→ PROBLEM STATEMENT: Within the records that follow, determine how many lines include the word "time". State the number and nothing further.

STUDY MATERIAL START

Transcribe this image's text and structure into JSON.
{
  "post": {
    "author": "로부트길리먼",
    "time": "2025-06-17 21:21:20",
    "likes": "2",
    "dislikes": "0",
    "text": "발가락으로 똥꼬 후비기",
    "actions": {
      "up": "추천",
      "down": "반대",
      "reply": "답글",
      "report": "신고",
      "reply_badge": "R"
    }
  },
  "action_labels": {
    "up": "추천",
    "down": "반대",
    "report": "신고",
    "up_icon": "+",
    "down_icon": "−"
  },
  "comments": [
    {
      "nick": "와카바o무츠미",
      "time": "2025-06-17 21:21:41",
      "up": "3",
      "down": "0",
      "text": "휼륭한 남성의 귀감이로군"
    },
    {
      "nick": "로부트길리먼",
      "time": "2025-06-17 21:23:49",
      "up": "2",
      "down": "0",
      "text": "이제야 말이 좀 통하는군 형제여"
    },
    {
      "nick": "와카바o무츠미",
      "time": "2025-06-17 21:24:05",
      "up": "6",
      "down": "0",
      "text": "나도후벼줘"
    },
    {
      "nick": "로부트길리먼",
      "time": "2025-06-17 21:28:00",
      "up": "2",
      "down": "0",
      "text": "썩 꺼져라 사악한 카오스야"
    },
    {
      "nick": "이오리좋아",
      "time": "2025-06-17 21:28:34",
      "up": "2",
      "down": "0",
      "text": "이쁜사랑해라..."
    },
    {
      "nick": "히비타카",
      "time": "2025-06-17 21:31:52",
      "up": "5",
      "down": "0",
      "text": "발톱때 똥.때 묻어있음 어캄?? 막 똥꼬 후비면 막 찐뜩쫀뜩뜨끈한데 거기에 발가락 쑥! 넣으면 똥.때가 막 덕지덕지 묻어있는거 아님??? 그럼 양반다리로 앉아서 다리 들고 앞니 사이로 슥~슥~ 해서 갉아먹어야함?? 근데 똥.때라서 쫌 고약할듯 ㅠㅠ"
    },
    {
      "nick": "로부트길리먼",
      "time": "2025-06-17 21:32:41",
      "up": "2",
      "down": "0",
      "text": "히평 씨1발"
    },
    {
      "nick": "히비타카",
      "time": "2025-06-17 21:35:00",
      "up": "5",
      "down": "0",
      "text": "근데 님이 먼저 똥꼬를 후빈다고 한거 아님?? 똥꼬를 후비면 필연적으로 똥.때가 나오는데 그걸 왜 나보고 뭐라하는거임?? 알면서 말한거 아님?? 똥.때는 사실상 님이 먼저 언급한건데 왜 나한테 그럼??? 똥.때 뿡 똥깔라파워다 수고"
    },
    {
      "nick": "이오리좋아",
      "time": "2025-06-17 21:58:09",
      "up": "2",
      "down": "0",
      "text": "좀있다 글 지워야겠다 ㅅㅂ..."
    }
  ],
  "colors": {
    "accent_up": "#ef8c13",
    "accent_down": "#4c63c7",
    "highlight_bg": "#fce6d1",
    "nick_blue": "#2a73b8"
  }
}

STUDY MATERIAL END

→ ANSWER SPACE: 10